* [Exercise directions]: An exact copy of every record below is needed, with the pictures left out.

= = = = = = =

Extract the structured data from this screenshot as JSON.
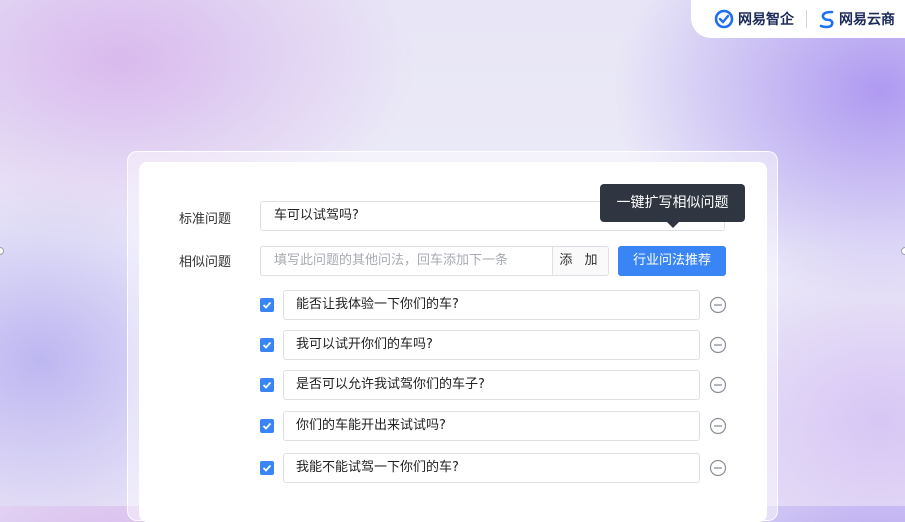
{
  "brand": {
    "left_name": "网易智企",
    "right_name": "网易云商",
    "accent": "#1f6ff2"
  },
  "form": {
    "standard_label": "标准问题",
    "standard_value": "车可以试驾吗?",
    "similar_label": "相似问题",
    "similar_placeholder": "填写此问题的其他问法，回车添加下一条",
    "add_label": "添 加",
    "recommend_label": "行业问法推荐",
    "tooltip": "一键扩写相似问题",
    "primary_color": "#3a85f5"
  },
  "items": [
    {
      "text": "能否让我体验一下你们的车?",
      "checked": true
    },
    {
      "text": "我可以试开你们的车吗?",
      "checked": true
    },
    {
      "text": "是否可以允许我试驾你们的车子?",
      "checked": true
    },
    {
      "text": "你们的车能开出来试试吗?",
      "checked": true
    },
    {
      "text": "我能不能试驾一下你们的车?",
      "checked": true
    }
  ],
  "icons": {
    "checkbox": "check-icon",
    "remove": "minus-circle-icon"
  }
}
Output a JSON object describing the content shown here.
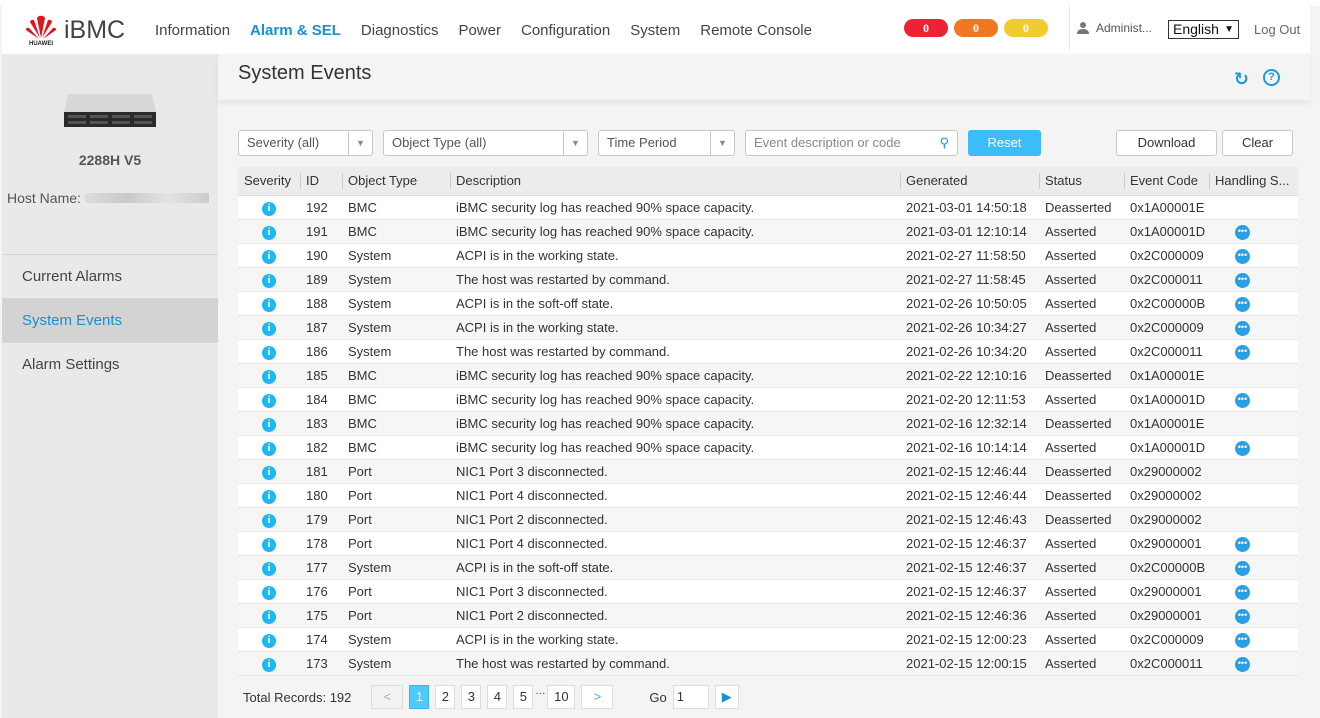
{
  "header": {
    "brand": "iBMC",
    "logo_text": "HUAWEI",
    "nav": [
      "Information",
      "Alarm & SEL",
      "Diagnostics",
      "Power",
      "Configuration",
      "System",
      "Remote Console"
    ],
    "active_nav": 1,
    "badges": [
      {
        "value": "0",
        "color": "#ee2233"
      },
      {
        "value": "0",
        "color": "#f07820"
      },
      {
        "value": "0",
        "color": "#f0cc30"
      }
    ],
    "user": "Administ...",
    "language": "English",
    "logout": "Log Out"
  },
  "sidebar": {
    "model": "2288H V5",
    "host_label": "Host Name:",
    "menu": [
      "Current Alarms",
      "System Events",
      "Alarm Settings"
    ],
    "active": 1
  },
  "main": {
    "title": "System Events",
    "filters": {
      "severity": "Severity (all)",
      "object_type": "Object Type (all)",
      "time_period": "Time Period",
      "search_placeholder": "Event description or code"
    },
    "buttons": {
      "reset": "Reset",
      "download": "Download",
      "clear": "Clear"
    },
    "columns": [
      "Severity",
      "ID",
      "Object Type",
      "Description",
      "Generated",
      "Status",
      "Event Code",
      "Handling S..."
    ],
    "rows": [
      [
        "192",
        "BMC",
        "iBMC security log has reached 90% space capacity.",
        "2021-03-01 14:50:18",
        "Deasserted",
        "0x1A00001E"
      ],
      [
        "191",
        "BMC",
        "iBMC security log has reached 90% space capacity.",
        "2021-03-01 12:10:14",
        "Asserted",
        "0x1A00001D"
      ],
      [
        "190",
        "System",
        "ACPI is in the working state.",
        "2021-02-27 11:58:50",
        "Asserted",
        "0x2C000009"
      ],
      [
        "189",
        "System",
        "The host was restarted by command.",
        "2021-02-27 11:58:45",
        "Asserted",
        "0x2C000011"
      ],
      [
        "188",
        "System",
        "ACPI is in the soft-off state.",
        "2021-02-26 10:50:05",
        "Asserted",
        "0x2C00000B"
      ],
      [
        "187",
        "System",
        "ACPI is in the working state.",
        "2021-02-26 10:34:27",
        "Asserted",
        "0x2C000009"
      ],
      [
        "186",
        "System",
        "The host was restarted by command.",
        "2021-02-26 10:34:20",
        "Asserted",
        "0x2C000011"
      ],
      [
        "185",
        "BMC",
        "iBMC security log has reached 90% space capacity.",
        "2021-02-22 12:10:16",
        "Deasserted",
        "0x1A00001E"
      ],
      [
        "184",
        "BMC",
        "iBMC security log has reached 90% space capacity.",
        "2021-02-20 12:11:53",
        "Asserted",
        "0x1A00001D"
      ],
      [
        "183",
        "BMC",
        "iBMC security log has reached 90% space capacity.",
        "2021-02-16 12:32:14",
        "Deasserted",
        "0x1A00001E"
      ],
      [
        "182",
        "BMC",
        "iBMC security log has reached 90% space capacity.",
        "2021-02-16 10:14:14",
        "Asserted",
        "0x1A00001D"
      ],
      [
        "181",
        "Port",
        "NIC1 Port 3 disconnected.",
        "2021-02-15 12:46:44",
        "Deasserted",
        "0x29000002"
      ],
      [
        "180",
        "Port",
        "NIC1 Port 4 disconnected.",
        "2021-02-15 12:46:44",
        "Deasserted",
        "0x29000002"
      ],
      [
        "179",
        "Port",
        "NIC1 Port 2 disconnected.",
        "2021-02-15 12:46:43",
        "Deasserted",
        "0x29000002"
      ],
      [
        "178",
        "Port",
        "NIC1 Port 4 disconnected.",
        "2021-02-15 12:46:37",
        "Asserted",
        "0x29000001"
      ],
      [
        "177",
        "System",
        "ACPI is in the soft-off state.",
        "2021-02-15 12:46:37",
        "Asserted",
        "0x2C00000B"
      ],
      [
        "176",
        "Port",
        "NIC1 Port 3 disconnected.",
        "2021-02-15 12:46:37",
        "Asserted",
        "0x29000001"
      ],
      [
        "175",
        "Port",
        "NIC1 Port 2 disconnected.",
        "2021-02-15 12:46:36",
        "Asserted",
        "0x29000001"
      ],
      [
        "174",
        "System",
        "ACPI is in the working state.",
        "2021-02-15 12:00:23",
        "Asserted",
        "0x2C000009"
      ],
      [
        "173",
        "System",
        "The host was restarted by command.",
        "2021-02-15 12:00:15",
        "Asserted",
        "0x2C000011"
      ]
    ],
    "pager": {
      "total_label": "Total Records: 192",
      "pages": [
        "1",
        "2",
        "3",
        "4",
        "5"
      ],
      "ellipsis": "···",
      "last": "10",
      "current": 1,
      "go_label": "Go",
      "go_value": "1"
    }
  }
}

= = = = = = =

* [Output for this task]:
Extract the structured data from this screenshot as JSON.
{
  "brand": {
    "left_name": "网易智企",
    "right_name": "网易云商",
    "accent": "#1f6ff2"
  },
  "form": {
    "standard_label": "标准问题",
    "standard_value": "车可以试驾吗?",
    "similar_label": "相似问题",
    "similar_placeholder": "填写此问题的其他问法，回车添加下一条",
    "add_label": "添 加",
    "recommend_label": "行业问法推荐",
    "tooltip": "一键扩写相似问题",
    "primary_color": "#3a85f5"
  },
  "items": [
    {
      "text": "能否让我体验一下你们的车?",
      "checked": true
    },
    {
      "text": "我可以试开你们的车吗?",
      "checked": true
    },
    {
      "text": "是否可以允许我试驾你们的车子?",
      "checked": true
    },
    {
      "text": "你们的车能开出来试试吗?",
      "checked": true
    },
    {
      "text": "我能不能试驾一下你们的车?",
      "checked": true
    }
  ],
  "icons": {
    "checkbox": "check-icon",
    "remove": "minus-circle-icon"
  }
}
Output a JSON object describing the content shown here.
{
  "header": {
    "brand": "iBMC",
    "logo_text": "HUAWEI",
    "nav": [
      "Information",
      "Alarm & SEL",
      "Diagnostics",
      "Power",
      "Configuration",
      "System",
      "Remote Console"
    ],
    "active_nav": 1,
    "badges": [
      {
        "value": "0",
        "color": "#ee2233"
      },
      {
        "value": "0",
        "color": "#f07820"
      },
      {
        "value": "0",
        "color": "#f0cc30"
      }
    ],
    "user": "Administ...",
    "language": "English",
    "logout": "Log Out"
  },
  "sidebar": {
    "model": "2288H V5",
    "host_label": "Host Name:",
    "menu": [
      "Current Alarms",
      "System Events",
      "Alarm Settings"
    ],
    "active": 1
  },
  "main": {
    "title": "System Events",
    "filters": {
      "severity": "Severity (all)",
      "object_type": "Object Type (all)",
      "time_period": "Time Period",
      "search_placeholder": "Event description or code"
    },
    "buttons": {
      "reset": "Reset",
      "download": "Download",
      "clear": "Clear"
    },
    "columns": [
      "Severity",
      "ID",
      "Object Type",
      "Description",
      "Generated",
      "Status",
      "Event Code",
      "Handling S..."
    ],
    "rows": [
      [
        "192",
        "BMC",
        "iBMC security log has reached 90% space capacity.",
        "2021-03-01 14:50:18",
        "Deasserted",
        "0x1A00001E"
      ],
      [
        "191",
        "BMC",
        "iBMC security log has reached 90% space capacity.",
        "2021-03-01 12:10:14",
        "Asserted",
        "0x1A00001D"
      ],
      [
        "190",
        "System",
        "ACPI is in the working state.",
        "2021-02-27 11:58:50",
        "Asserted",
        "0x2C000009"
      ],
      [
        "189",
        "System",
        "The host was restarted by command.",
        "2021-02-27 11:58:45",
        "Asserted",
        "0x2C000011"
      ],
      [
        "188",
        "System",
        "ACPI is in the soft-off state.",
        "2021-02-26 10:50:05",
        "Asserted",
        "0x2C00000B"
      ],
      [
        "187",
        "System",
        "ACPI is in the working state.",
        "2021-02-26 10:34:27",
        "Asserted",
        "0x2C000009"
      ],
      [
        "186",
        "System",
        "The host was restarted by command.",
        "2021-02-26 10:34:20",
        "Asserted",
        "0x2C000011"
      ],
      [
        "185",
        "BMC",
        "iBMC security log has reached 90% space capacity.",
        "2021-02-22 12:10:16",
        "Deasserted",
        "0x1A00001E"
      ],
      [
        "184",
        "BMC",
        "iBMC security log has reached 90% space capacity.",
        "2021-02-20 12:11:53",
        "Asserted",
        "0x1A00001D"
      ],
      [
        "183",
        "BMC",
        "iBMC security log has reached 90% space capacity.",
        "2021-02-16 12:32:14",
        "Deasserted",
        "0x1A00001E"
      ],
      [
        "182",
        "BMC",
        "iBMC security log has reached 90% space capacity.",
        "2021-02-16 10:14:14",
        "Asserted",
        "0x1A00001D"
      ],
      [
        "181",
        "Port",
        "NIC1 Port 3 disconnected.",
        "2021-02-15 12:46:44",
        "Deasserted",
        "0x29000002"
      ],
      [
        "180",
        "Port",
        "NIC1 Port 4 disconnected.",
        "2021-02-15 12:46:44",
        "Deasserted",
        "0x29000002"
      ],
      [
        "179",
        "Port",
        "NIC1 Port 2 disconnected.",
        "2021-02-15 12:46:43",
        "Deasserted",
        "0x29000002"
      ],
      [
        "178",
        "Port",
        "NIC1 Port 4 disconnected.",
        "2021-02-15 12:46:37",
        "Asserted",
        "0x29000001"
      ],
      [
        "177",
        "System",
        "ACPI is in the soft-off state.",
        "2021-02-15 12:46:37",
        "Asserted",
        "0x2C00000B"
      ],
      [
        "176",
        "Port",
        "NIC1 Port 3 disconnected.",
        "2021-02-15 12:46:37",
        "Asserted",
        "0x29000001"
      ],
      [
        "175",
        "Port",
        "NIC1 Port 2 disconnected.",
        "2021-02-15 12:46:36",
        "Asserted",
        "0x29000001"
      ],
      [
        "174",
        "System",
        "ACPI is in the working state.",
        "2021-02-15 12:00:23",
        "Asserted",
        "0x2C000009"
      ],
      [
        "173",
        "System",
        "The host was restarted by command.",
        "2021-02-15 12:00:15",
        "Asserted",
        "0x2C000011"
      ]
    ],
    "pager": {
      "total_label": "Total Records: 192",
      "pages": [
        "1",
        "2",
        "3",
        "4",
        "5"
      ],
      "ellipsis": "···",
      "last": "10",
      "current": 1,
      "go_label": "Go",
      "go_value": "1"
    }
  }
}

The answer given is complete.